The ban was imposed on all 51 Indonesian carriers in April 2007 after a string of air disasters involving aircraft of low-cost carrier Adam Air and Garuda. In the same year, the US watchdog Federal Aviation Administration downgraded Indonesia's civil aviation rating from Category I to Category II.
Eleven of the 51 airlines have ceased operating, either pushed out by stiff competition or having their air operating certificates revoked by the Ministry of Transport in Jakarta.
Indonesia's Minister of Transport Jusman Syafii Djamal greeted the lifting of the ban with delight, but said the ban on Garuda should have been removed last year, as the airline had invested a huge sum of money to provide enhanced training for its staff.
"There is no question about the maintenance and safety of the Garuda fleet," Jusman said.
A relieved Garuda is already planning to fly to Amsterdam in the third quarter of 2010 initially using the Airbus A330-200, which would require a stop in Dubai for refuelling. The service will be operated non-stop from 2011, when Garuda starts taking delivery of ten Boeing 777-300ER aircraft that it ordered in February 2008.
Garuda spokesman Pujobroto said Amsterdam will be the first European destination for the airline to resume flights to, as there is a big market. Indonesia was a former Dutch colony.
Flights to Frankfurt will be resumed in early 2011. Garuda stopped flying to Europe in 2004 after a major restructuring.
Privately-owned Thai low-cost carrier One Two Go, a subsidiary of Orient Thai Airlines (OTA), has also been taken off the blacklist.
The EU was said to have wrongly banned the airline from flying to Europe last year after the airline's MD82 aircraft overshot the runway on landing at Phuket International Airport on 16 September 2007, coming to rest against a tree and killing 80 of the 123 passengers and crew.
The European Commission had received a notification from Thailand's Department of Civil Aviation that One Two Go was operated by OTA.
DCA deputy director general Wutichai Singhamanee said OTA was not banned by EU so One Two Go, which is operated by a parent company that complies with EU's standards, should not be blacklisted.
Bakun dam to go live in 2011
Construction of the Bakun hydroelectric dam in the east Malaysian state of Sarawak is expected to be completed in August 2011 and will start distribution of electricity before the end of the year.
The dam will have eight turbines installed with a capacity to generate 2,400MW of electricity.
Using a high-voltage direct current (HVDC) transmission line, the plant will export 1,600MW to Peninsular Malaysia (West Malaysia). The remaining 800MW will be for Sarawak.

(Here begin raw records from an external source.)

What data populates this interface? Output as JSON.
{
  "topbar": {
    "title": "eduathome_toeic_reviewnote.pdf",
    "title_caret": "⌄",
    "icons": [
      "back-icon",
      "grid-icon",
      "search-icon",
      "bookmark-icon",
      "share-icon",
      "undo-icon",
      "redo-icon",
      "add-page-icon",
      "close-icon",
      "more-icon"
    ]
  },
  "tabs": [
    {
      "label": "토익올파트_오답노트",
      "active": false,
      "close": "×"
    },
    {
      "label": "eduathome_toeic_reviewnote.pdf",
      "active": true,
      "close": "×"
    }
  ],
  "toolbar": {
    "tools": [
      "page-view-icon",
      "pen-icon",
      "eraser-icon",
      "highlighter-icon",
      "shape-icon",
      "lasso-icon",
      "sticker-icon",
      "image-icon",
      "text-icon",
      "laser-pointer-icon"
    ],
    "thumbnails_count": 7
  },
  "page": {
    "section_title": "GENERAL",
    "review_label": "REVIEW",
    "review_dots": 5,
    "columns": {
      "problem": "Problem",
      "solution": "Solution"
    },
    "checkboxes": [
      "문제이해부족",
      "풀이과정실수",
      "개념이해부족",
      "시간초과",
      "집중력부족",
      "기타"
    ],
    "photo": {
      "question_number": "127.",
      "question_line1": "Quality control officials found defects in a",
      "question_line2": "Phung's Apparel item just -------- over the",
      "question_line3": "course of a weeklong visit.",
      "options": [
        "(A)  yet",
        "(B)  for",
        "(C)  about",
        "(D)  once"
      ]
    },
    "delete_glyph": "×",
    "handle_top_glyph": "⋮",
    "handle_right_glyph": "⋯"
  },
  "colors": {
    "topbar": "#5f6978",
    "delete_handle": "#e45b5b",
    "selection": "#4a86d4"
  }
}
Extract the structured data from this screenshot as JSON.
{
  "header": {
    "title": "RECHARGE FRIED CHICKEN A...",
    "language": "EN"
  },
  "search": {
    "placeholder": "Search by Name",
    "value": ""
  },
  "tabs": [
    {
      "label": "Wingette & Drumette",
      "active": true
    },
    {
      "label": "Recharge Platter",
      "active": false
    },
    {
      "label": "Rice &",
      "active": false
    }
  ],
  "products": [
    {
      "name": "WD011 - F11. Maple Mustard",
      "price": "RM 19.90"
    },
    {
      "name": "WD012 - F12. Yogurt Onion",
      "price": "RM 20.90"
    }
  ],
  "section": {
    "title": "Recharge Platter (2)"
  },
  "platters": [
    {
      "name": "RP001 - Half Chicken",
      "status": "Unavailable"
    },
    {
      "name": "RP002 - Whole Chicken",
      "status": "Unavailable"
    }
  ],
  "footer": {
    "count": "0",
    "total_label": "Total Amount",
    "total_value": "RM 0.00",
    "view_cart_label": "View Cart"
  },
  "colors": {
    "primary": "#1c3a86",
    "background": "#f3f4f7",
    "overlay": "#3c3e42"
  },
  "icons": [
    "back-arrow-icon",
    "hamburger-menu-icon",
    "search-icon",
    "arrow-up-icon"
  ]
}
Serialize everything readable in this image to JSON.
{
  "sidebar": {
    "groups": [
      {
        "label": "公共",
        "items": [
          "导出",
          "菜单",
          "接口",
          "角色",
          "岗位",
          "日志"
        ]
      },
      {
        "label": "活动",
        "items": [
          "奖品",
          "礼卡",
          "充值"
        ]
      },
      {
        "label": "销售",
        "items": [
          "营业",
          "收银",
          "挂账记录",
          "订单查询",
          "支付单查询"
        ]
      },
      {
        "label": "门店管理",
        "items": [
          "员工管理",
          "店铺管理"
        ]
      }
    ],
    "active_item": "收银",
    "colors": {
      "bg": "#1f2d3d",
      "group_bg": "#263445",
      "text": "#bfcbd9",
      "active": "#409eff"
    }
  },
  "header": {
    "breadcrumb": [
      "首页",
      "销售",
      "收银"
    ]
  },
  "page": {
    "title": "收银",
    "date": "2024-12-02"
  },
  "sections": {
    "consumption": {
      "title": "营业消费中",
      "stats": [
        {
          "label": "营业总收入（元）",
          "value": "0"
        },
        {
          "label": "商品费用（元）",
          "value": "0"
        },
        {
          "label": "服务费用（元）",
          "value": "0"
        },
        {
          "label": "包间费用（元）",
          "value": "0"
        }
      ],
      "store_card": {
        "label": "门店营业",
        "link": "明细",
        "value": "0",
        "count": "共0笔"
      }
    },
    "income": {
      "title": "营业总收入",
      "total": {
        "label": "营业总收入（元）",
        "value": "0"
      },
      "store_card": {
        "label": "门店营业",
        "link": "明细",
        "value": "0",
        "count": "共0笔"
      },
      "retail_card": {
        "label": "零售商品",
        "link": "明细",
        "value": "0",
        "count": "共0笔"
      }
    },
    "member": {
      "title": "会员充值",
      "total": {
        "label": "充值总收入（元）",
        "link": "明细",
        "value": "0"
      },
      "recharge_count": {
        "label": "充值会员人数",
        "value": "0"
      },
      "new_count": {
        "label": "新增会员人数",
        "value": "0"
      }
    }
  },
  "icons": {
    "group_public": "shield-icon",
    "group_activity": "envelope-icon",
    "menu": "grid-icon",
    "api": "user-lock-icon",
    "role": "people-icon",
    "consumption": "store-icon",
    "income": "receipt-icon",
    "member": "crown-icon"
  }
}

A 730km HVDC transmission line and a 670km undersea cable to connect the plant with Peninsular Malaysia will be constructed. These are expected to cost the government US$2.6bn. The work will be financed by loans sourced by Tenanga Nasional Berhad (TNB), the state power agency.
According to Loo Too Gee, the deputy secretary general of the Ministry of Energy, Green technology and Water, construction of the transmission line and cable-laying project is being worked on.
Bakun is currently owned and constructed by Sarawak Hidro, which is owned by the Ministry of Finance Inc, an investment arm of the Ministry. In February the Federal government gave the green light for TNB and Sarawak Energy Berhad to jointly take over the operation of Bakun from Sarawak Hidro.
Loo said the takeover will be executed through a leasing agreement which is currently being finalised. The joint partners will develop the transmission system from the site to Peninsular Malaysia.
The leasing agreement will also cover the sale of electricity to Peninsular Malaysia and Sarawak.
Bakun is the second-highest concrete-faced rockfill dam in the world. It will have a reservoir surface of 70,000 hectares. The project's promoters say it will be emission-free and have zero impact on global warming.